'Human beings were built to engage in physical activity'

Roger Kramers, executive director of Alberta’s Recreation and Physical Activity Division, said the province is committed to designing programs, delivering services and making investments related to recreation, active living and sport.

“Human beings were built to engage in physical activity on a regular basis,” says Kramers, who gave the keynote address at the forum.

Strategic community design — including outdoor recreation spaces and planning for active transportation such as walking and cycling — can reduce the number of sedentary hours people spend inside and improve activity levels, added Kramers.

City of Calgary representatives Stephanie Wong and Joyce Tang acknowledged the need for a more health-focused approach to city planning. According to Wong and Tang, things like inadequate transportation or lack of fitness facilities can be a barrier for older Calgarians trying to increase their activity levels.

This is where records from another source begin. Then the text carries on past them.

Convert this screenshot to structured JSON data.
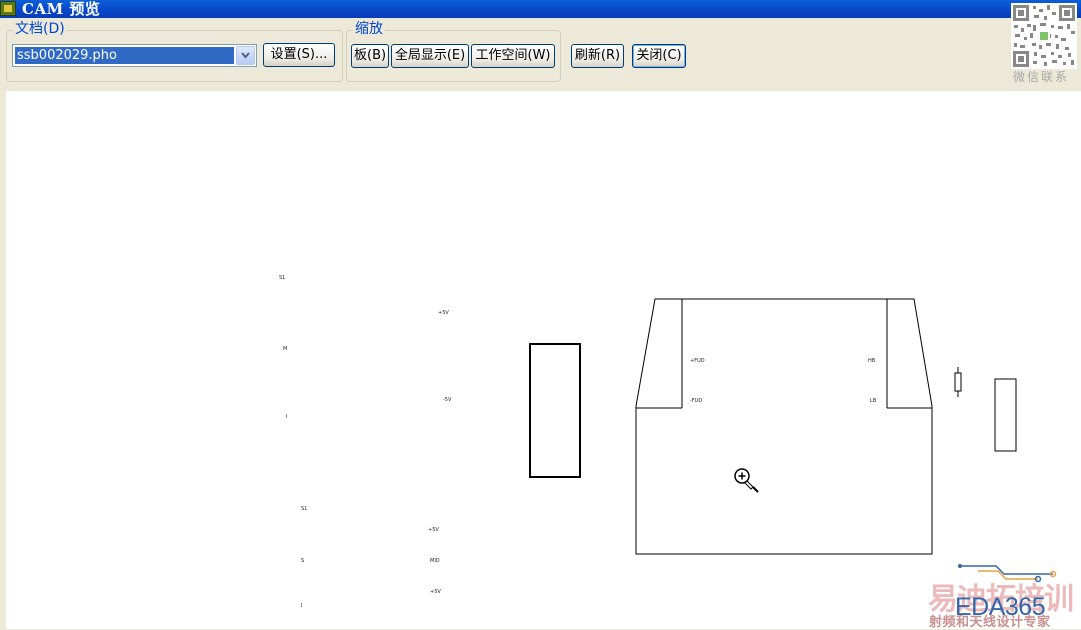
{
  "window": {
    "title": "CAM 预览"
  },
  "toolbar": {
    "document_group": "文档(D)",
    "file_value": "ssb002029.pho",
    "settings_label": "设置(S)...",
    "zoom_group": "缩放",
    "board_label": "板(B)",
    "extents_label": "全局显示(E)",
    "workspace_label": "工作空间(W)",
    "refresh_label": "刷新(R)",
    "close_label": "关闭(C)"
  },
  "preview": {
    "left_labels": [
      "S1",
      "M",
      "I",
      "S1",
      "S",
      "I"
    ],
    "right_labels": [
      "+5V",
      "-5V",
      "+5V",
      "MID",
      "+5V"
    ],
    "board_labels": [
      "+FUD",
      "-FUD",
      "HB",
      "LB"
    ]
  },
  "qr": {
    "caption": "微信联系"
  },
  "watermark": {
    "cn": "易迪拓培训",
    "brand": "EDA365",
    "sub": "射频和天线设计专家"
  },
  "colors": {
    "titlebar": "#0846c8",
    "selection": "#316ac5",
    "group_title": "#0046d5",
    "button_border": "#003c74"
  }
}
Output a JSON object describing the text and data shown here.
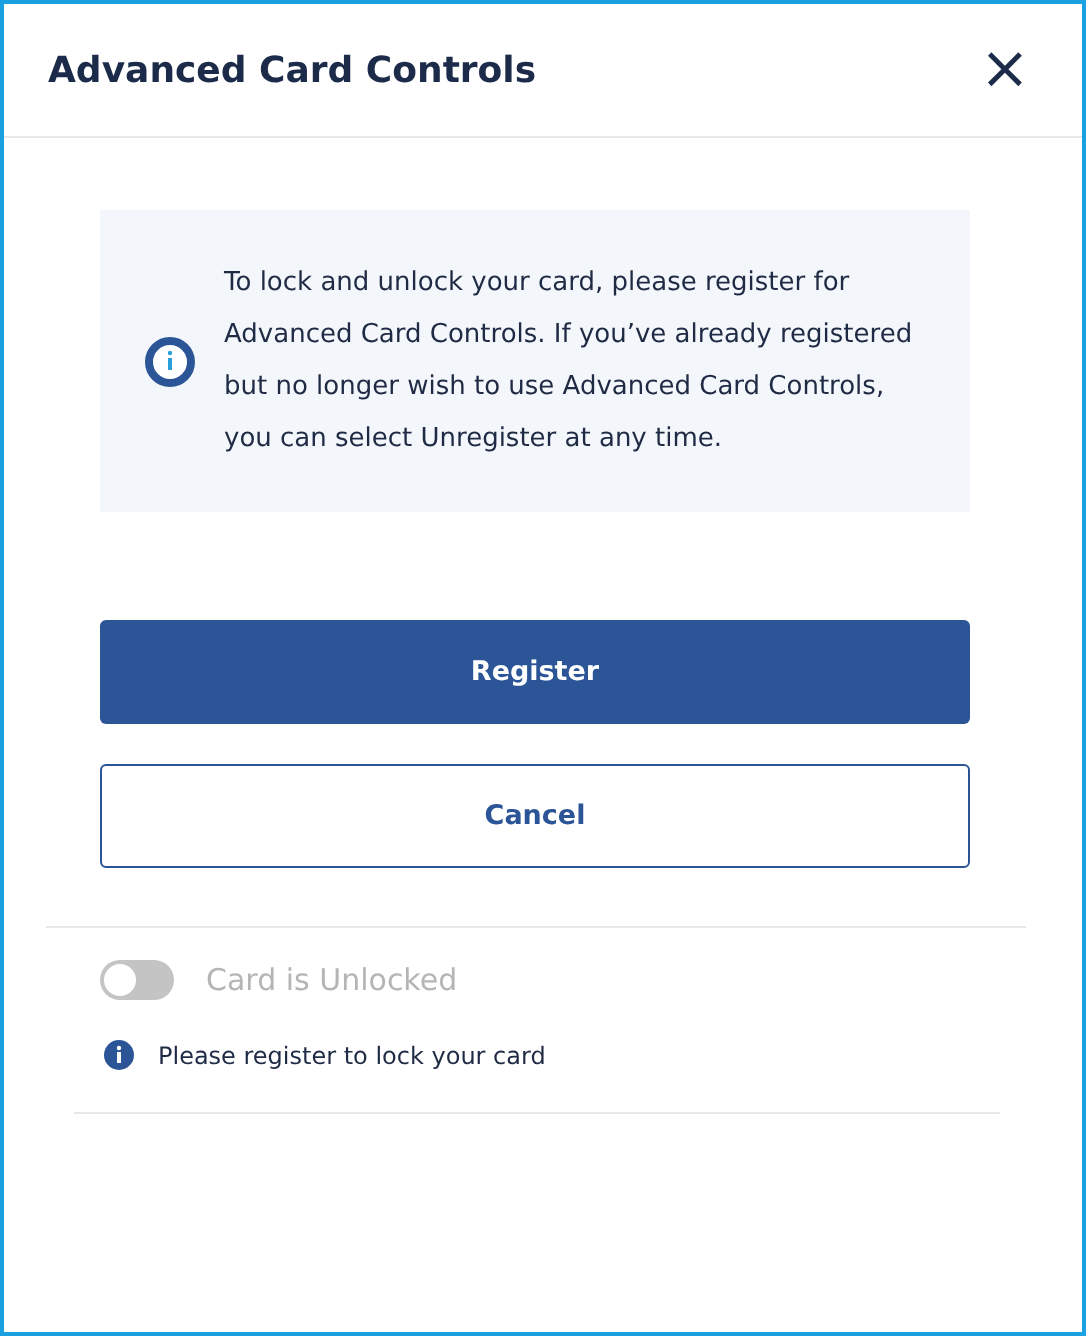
{
  "dialog": {
    "title": "Advanced Card Controls",
    "close": "×"
  },
  "notice": {
    "text": "To lock and unlock your card, please register for Advanced Card Controls. If you’ve already registered but no longer wish to use Advanced Card Controls, you can select Unregister at any time."
  },
  "buttons": [
    {
      "label": "Register",
      "kind": "primary"
    },
    {
      "label": "Cancel",
      "kind": "secondary"
    }
  ],
  "toggle": {
    "label": "Card is Unlocked",
    "on": false,
    "disabled": true
  },
  "hint": "Please register to lock your card"
}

Wong says the city is on the right track and has implemented a senior’s age-friendly strategy, which prioritizes community support, housing, transportation, and access to services to help older Calgarians remain active and engaged in their communities. 

Two studies coming for follow-up and older adults with risk factors

Poulin said plans are already underway for two additional studies. First, there will be a five-year follow-up for participants who completed BiM. Next, BiM II will follow older adults with risk factors such as obesity, high blood pressure, pre-diabetes or diabetes, mild-cognitive impairment, or a family history pre-disposing them to dementia or Alzheimer’s.

In addition to AIHS, the O’Brien Institute for Public Health and the HBI, Active Living for Healthy Brains was made possible through support from The Brenda Strafford Centre on Aging, The Brenda Strafford Foundation Chair in Alzheimer Research, the Canadian Institutes for Health Research (CIHR), the CAIP Chair in Healthy Brain Aging, the Heart and Stroke Foundation Chair in Stroke Research, the Heart and Stroke Foundation of Alberta / Hotchkiss Brain Institute Chair in Stroke Research, and Campus Alberta Neuroscience.

For more information on these studies, or to find out how to participate, contact the BiM study co-ordinator at bimstudy@ucalgary.ca or 403-220-7315.

Led by the HBI, Brain and Mental Health is one of six strategic research themes guiding the University of Calgary toward its Eyes High goals.